Restart Controller 1 and you’ll see it take control back from Controller 2 (this is user-defined behavior in the configuration of the failover-load balancer)

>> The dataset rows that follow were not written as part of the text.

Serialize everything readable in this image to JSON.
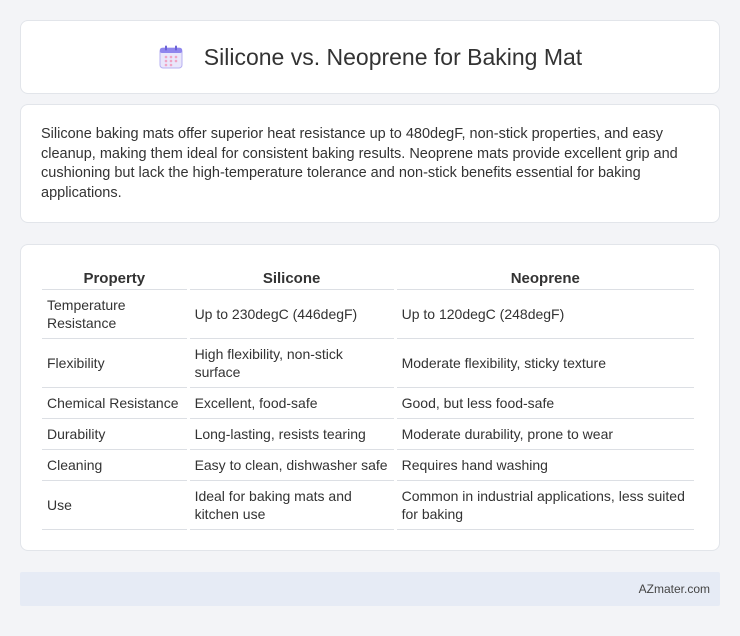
{
  "header": {
    "icon": "calendar-icon",
    "title": "Silicone vs. Neoprene for Baking Mat"
  },
  "intro": {
    "text": "Silicone baking mats offer superior heat resistance up to 480degF, non-stick properties, and easy cleanup, making them ideal for consistent baking results. Neoprene mats provide excellent grip and cushioning but lack the high-temperature tolerance and non-stick benefits essential for baking applications."
  },
  "table": {
    "headers": [
      "Property",
      "Silicone",
      "Neoprene"
    ],
    "rows": [
      [
        "Temperature Resistance",
        "Up to 230degC (446degF)",
        "Up to 120degC (248degF)"
      ],
      [
        "Flexibility",
        "High flexibility, non-stick surface",
        "Moderate flexibility, sticky texture"
      ],
      [
        "Chemical Resistance",
        "Excellent, food-safe",
        "Good, but less food-safe"
      ],
      [
        "Durability",
        "Long-lasting, resists tearing",
        "Moderate durability, prone to wear"
      ],
      [
        "Cleaning",
        "Easy to clean, dishwasher safe",
        "Requires hand washing"
      ],
      [
        "Use",
        "Ideal for baking mats and kitchen use",
        "Common in industrial applications, less suited for baking"
      ]
    ]
  },
  "footer": {
    "text": "AZmater.com"
  },
  "colors": {
    "background": "#f3f4f7",
    "card": "#ffffff",
    "footer": "#e6ebf5",
    "icon_accent": "#8a7ff0"
  }
}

12:14:57 INFO  Got 1406. message: <data><messageNumber>1406</messageNumber><timestamp>1340910897042</timestamp><controller>Controller 2</controller></data>
12:14:57 INFO  Got 1407. message: <data><messageNumber>1407</messageNumber><timestamp>1340910897547</timestamp><controller>Controller 2</controller></data>
12:14:58 INFO  Got 1408. message: <data><messageNumber>1408</messageNumber><timestamp>1340910898060</timestamp><controller>Controller 2</controller></data>
12:14:58 INFO  Got 1409. message: <data><messageNumber>1409</messageNumber><timestamp>1340910898577</timestamp><controller>Controller 2</controller></data>
12:14:59 INFO  Got 1410. message: <data><messageNumber>1410</messageNumber><timestamp>1340910899080</timestamp><controller>Controller 2</controller></data>
12:14:59 INFO  Got 1411. message: <data><messageNumber>1411</messageNumber><timestamp>1340910899586</timestamp><controller>**Controller 2**</controller></data>
12:15:00 INFO  Got 1412. message: <data><messageNumber>1412</messageNumber><timestamp>1340910900089</timestamp><controller>**Controller 1**</controller></data>
12:15:00 INFO  Got 1413. message: <data><messageNumber>1413</messageNumber><timestamp>1340910900591</timestamp><controller>Controller 1</controller></data>
12:15:01 INFO  Got 1414. message: <data><messageNumber>1414</messageNumber><timestamp>1340910901094</timestamp><controller>Controller 1</controller></data>
12:15:01 INFO  Got 1415. message: <data><messageNumber>1415</messageNumber><timestamp>1340910901597</timestamp><controller>Controller 1</controller></data>

Refresh the ActiveMQ Web Console and we can see the number of messages processed:

ActiveMQ Web Console 2 Image

To inspect the projects using Fuse IDE, launch Fuse IDE and import the three projects as “Existing Maven Projects”:

Import Maven Projects Image

Navigate to the router project’s camel-context.xml file to see a visual editor for the integration:

Camel Context Image

Switch to the Source tab to see the definition of the integration:

<camelContext xmlns="http://camel.apache.org/schema/spring">
    <route id="route1">
        <from uri="activemq:queue:ROUTER-INPUT"/>
        <loadBalance>
            <failover maximumFailoverAttempts="-1" roundRobin="false"/>
            <to uri="direct:controller1"/>
            <to uri="direct:controller2"/>
        </loadBalance>
    </route>
    <route id="c1">
        <from uri="direct:controller1"/>
        <to uri="http:localhost:9001/controller/process"/>
        <to uri="activemq:queue:ROUTER-OUTPUT?jmsMessageType=Text"/>
    </route>
    <route id="c2">
        <from uri="direct:controller2"/>
        <to uri="http:localhost:9002/controller/process"/>
        <to uri="activemq:queue:ROUTER-OUTPUT?jmsMessageType=Text"/>
    </route>
</camelContext>

Links to additional documentation